“I am so happy with the judgment and how it will help all the other victims affected by the cuts like me. I am so grateful to Nusrat, my solicitor, also the barristers and Judge for his decision. I was so low because I was not able to do the activities which had been helping me before my money was cut. Now that I can afford to re-engage with my support network and activities, it makes me hopeful for my future.”

 

Nusrat Uddin of Wilson Solicitors, who acts for K, said:
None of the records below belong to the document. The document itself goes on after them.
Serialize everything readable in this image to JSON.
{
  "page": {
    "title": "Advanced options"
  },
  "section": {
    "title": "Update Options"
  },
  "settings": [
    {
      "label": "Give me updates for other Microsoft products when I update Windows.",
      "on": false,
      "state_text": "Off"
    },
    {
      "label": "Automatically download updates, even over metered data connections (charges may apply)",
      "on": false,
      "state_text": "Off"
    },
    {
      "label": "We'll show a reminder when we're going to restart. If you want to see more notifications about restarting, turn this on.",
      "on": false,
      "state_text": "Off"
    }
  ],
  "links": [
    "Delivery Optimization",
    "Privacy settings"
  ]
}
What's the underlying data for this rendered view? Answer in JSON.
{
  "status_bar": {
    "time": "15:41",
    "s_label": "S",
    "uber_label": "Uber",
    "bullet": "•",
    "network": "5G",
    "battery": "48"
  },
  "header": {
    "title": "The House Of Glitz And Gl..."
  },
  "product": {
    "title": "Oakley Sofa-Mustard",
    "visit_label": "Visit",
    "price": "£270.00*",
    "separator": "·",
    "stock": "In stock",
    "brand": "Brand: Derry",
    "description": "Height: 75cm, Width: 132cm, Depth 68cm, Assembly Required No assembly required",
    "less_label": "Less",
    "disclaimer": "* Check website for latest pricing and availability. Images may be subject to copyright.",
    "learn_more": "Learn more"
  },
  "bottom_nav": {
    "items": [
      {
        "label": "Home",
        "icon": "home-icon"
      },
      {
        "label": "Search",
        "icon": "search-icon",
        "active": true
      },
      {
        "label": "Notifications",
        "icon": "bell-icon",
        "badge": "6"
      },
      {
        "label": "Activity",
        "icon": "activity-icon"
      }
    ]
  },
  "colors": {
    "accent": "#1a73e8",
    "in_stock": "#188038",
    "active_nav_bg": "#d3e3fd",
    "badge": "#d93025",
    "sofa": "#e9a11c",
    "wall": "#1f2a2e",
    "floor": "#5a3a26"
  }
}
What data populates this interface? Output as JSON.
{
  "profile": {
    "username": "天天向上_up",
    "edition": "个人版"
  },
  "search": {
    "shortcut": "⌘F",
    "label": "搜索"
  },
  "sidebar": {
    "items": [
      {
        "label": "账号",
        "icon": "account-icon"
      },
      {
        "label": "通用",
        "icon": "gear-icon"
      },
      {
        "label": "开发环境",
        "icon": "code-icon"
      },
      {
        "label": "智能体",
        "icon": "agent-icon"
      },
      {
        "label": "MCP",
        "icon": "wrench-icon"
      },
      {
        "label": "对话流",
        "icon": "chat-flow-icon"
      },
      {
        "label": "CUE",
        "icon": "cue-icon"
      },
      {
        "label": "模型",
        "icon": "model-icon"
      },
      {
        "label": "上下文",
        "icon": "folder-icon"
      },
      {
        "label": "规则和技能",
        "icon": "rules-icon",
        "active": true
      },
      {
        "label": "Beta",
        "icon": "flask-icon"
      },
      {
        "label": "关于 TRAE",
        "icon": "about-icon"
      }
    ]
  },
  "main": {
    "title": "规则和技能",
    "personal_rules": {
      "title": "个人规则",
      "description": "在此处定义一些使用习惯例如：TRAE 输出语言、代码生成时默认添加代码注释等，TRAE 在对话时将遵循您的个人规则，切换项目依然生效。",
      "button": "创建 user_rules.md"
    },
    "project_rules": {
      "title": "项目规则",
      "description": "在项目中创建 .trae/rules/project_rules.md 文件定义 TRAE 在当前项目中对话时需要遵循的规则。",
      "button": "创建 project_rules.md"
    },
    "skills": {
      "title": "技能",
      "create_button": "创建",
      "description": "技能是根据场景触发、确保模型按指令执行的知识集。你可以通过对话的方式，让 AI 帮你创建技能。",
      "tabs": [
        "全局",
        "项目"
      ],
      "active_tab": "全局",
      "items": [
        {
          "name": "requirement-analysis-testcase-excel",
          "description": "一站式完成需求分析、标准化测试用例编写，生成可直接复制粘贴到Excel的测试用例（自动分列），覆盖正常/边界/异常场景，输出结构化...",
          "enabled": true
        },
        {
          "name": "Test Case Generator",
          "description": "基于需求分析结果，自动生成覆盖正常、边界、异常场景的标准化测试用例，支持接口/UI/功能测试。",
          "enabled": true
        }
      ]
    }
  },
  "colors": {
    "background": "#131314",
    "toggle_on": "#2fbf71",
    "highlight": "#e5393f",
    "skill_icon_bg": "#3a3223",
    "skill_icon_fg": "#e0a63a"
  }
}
 “We are very pleased with the decision of Mr Justice Mostyn that these cuts were unlawful.

 

The cuts undermine efforts to defeat modern slavery by making victims more vulnerable at a crucial time when they are meant to be supported to recover and escape the influences of the traffickers.

 

For over eight months, our client has been denied all the services vital for her recovery from her past traumatic experiences. It is not a simple road to recovery for victims of trafficking and modern slavery. Many of our trafficking clients are too fragile to start formal treatment or are waiting for a long time before counselling or therapy is available. It is crucial that support groups and activities are accessible in order to empower victims to move forward in their recovery. The cuts prevented our client’s from maintaining contact with her support network or attending her counselling and vocational activities. It made her feel powerless again and she felt so hopeless about her future that she attempted suicide.

 

A back payment can’t make up for the lost time and support but we hope that at least now our client and others affected by these cuts can start to stabilise and rebuild their life again.”

 

The High Court’s findings are likely to impact on the Home Secretary’s plans to align the rates of support for victims of trafficking with those of asylum seekers next year. The Judge had rejected the Home Secretary’s argument that the needs of victims of trafficking are comparable to those of asylum seeker and held that the “very substantial cut imposed unilaterally by the Home Office” was taken on “a false basis and cannot stand”.

 

The judicial review was heard over two days at the Royal Courts of Justice in October 2018. K was represented by Shu Shin Luh of Garden Court Chambers, led by Nathalie Lieven QC of Blackstone Chambers, instructed by Nusrat Uddin at Wilsons Solicitors LLP.

 

Another co-claimant, AM, was represented by Simpson Millar Solicitors.

 

For further information please contact Nusrat Uddin in our Public Law team.